(Warehouses)

slide13

Institutional

School

Strip

Commercial

slide14
Little Shades Creek WatershedAverage Land Cover DistributionHigh Density Residential (6 houses/acre)

TIA = 25%

DCIA = 15%

TR-55 = 52 - 65%

slide15

TIA = 61%

DCIA = 60%

TR-55 = 85%

TIA = 20%

DCIA = 15%

TR-55 = 25-52%

TIA = 67%

DCIA = 64%

TR-55 = 85%

TIA = 10%

DCIA = 6.7%

TR-55 = 20-25%

slide17

National Stormwater Quality Database (NSQD) and Geographical Calibration Areas

North West

Great Lakes

East Coast

South West

Central

South East

slide19

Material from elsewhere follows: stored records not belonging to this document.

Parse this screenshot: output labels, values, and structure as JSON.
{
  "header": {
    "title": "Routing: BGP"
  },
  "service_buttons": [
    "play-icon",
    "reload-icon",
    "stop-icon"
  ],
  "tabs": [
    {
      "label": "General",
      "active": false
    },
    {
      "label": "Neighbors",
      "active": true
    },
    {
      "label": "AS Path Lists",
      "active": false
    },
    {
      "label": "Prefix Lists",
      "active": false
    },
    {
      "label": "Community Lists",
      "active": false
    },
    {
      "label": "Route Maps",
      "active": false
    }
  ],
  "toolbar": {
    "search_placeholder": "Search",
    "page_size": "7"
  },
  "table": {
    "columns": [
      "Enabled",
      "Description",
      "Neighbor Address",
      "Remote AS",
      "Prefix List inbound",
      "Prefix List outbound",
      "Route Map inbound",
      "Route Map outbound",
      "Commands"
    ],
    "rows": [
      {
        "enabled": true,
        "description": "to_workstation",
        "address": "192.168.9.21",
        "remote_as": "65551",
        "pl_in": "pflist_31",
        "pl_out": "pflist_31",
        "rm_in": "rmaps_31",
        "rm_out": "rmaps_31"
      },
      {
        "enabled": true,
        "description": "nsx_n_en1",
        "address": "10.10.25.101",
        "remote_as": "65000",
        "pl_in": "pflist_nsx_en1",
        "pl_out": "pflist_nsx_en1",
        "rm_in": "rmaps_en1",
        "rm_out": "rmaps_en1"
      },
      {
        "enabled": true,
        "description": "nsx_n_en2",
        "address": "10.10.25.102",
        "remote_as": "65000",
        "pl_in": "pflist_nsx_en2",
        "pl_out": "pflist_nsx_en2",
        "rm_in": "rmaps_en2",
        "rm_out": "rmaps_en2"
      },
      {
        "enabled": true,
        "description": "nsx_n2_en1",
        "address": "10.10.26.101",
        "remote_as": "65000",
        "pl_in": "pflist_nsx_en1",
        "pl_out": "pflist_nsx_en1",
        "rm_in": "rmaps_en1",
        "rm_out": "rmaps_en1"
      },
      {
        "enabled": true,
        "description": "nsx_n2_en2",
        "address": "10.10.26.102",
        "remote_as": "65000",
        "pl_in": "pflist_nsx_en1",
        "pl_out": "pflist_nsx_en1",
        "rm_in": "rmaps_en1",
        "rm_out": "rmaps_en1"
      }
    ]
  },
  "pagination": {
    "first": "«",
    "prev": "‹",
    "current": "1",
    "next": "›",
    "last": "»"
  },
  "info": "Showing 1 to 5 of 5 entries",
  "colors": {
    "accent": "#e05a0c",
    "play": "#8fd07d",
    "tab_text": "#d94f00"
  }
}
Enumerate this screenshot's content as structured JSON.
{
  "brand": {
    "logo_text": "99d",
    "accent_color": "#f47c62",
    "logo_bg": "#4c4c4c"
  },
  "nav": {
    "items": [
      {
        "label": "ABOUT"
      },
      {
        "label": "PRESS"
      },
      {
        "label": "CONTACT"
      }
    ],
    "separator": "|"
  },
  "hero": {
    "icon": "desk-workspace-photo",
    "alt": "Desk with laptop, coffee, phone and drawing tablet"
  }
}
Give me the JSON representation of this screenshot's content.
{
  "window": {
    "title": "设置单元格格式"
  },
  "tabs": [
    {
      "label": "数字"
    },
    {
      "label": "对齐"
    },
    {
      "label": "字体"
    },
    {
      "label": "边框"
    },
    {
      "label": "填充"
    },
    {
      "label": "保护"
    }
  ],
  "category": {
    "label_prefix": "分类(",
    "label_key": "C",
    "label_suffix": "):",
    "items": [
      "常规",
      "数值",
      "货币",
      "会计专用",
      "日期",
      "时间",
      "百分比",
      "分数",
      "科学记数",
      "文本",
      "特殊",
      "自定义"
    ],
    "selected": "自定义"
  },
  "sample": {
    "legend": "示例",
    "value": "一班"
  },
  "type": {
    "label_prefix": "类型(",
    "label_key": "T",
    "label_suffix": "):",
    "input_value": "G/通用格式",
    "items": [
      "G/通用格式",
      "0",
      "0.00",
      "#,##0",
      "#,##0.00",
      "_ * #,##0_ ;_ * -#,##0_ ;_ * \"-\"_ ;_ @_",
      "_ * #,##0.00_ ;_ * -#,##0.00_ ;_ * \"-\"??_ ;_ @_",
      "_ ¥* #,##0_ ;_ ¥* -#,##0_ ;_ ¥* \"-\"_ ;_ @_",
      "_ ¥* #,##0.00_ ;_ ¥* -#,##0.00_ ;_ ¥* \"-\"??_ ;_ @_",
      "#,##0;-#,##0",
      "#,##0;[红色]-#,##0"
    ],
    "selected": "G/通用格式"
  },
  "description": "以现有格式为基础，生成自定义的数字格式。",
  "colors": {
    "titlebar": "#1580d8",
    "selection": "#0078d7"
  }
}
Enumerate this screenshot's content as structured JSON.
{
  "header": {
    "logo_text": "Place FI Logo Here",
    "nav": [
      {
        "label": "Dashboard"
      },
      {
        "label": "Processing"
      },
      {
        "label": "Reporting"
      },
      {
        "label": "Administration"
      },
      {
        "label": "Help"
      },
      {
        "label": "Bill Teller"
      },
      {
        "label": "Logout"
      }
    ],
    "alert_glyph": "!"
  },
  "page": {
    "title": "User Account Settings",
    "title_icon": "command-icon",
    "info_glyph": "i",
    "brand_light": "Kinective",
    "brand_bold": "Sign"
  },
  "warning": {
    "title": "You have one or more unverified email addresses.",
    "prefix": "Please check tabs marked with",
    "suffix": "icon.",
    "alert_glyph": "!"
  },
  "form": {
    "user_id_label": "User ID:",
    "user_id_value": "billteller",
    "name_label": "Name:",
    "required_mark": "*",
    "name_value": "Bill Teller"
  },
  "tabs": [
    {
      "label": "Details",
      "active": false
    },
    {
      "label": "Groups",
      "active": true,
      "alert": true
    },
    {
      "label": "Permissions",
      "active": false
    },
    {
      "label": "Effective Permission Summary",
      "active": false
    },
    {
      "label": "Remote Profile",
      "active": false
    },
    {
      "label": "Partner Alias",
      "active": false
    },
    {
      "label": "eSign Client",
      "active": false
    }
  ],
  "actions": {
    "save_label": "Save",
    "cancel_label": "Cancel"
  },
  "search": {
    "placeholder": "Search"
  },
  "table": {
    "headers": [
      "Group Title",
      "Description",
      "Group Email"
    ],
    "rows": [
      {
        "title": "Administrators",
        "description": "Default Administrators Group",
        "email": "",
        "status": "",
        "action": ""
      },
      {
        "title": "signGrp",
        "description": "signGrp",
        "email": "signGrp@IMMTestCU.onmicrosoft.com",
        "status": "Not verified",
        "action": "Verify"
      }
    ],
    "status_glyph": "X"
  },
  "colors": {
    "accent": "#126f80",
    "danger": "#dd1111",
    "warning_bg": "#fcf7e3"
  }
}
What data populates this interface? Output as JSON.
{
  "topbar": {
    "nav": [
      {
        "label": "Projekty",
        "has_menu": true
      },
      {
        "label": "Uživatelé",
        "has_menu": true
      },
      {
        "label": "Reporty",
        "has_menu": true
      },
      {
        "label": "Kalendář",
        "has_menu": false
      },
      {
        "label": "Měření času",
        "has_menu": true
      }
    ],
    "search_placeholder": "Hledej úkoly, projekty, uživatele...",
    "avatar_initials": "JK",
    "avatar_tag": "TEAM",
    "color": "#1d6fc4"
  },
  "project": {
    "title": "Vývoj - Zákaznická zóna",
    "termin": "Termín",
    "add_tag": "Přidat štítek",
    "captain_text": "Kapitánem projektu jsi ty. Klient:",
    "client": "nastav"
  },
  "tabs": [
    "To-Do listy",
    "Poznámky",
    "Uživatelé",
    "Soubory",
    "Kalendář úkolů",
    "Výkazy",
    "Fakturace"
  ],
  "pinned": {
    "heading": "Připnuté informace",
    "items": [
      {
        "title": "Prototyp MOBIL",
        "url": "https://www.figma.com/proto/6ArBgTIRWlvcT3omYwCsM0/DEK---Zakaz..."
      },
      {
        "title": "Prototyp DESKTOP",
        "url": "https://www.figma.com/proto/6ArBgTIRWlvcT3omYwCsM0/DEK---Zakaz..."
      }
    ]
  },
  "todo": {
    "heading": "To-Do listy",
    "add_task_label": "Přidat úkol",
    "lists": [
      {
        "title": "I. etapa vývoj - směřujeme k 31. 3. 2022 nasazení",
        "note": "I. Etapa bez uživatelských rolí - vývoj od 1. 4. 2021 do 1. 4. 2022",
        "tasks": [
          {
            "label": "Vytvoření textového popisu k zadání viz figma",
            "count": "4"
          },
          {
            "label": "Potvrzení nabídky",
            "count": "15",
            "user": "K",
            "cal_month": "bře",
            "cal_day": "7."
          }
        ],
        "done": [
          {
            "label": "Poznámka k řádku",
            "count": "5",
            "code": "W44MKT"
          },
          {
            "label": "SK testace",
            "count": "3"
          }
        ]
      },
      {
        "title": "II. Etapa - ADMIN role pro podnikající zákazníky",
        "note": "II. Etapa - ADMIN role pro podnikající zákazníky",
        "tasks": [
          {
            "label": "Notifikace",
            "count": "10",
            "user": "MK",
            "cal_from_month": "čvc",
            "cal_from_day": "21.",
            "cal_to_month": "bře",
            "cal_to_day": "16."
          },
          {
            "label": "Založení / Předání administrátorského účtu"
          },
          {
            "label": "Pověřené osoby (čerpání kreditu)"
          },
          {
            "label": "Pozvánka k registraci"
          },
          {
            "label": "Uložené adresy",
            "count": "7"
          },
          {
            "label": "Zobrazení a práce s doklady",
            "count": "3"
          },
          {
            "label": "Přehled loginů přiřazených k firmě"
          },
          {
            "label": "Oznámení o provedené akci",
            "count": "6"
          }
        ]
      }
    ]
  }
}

NSQD Data: These grouped box-whisker plots sort all of the data by land use. Kruskal-Wallis analyses indicate that all constituents have at least one significantly different category from the others. Heavy metal differences are most obvious.

slide20

NSQD data: Residential area concentrations grouped by EPA rain zones. Zones 1-4 are east half of country, zones 5-9 are western half of country. Zones 3 and 7 are the wettest zones.

slide21

Many study areas throughout the US had detailed land development information and concurrent stormwater quality data and were organized by geographical area and land use:

Number of Standard Land Use Files Used for Each Category

slide23

Rainfall Distribution Modeling for Different Locations and Land Uses

  • Can be used to establish treatment goals for a targeted annual runoff objective:
  • About 90% of the annual runoff corresponds to a rain depth from about 1.5 to 3.5 inches
  • About 70% of the annual runoff corresponds to a rain depth from about 0.75 to 2 inches
slide24

Source Area Modeling Identifies Major Sources of Flows and Pollutants for Critical Events:

- As expected, directly connected impervious areas are the major runoff sources for up to about 2 inch rains in residential areas, but then landscaped areas are more important. They are always important in most commercial and industrial areas.

arcgis and winslamm
ArcGIS and WinSLAMM
  • Typically user might use GIS to develop source areas and then manually enter values into the WinSLAMM interface
  • Developing databases and tools to automate that process
  • ArcSLAMM tool will produce WinSLAMM compliant databases per drainage or catchment area which can then be run in batch mode through WinSLAMM
conclusions
Conclusions
  • Standard land use information and associated development characteristics affect stormwater quality and quantity.
  • Surface coverage of different elements in each land use do not vary as much throughout the country as does random variations in directly connected imperviousness.
  • Obtaining regional standard land use information is a good investment, but it requires field work and evaluation of aerial imaging.
conclusions cont
Conclusions (cont.)
  • Historical tools used to automate the collection of this information was found to result in significant errors.
  • Newer high resolution tools (such as 6 inch LiDAR, light detection and ranging) has been shown to be quite effective in the collection of most of this data, but field surveys are still needed for supplemental information.
ad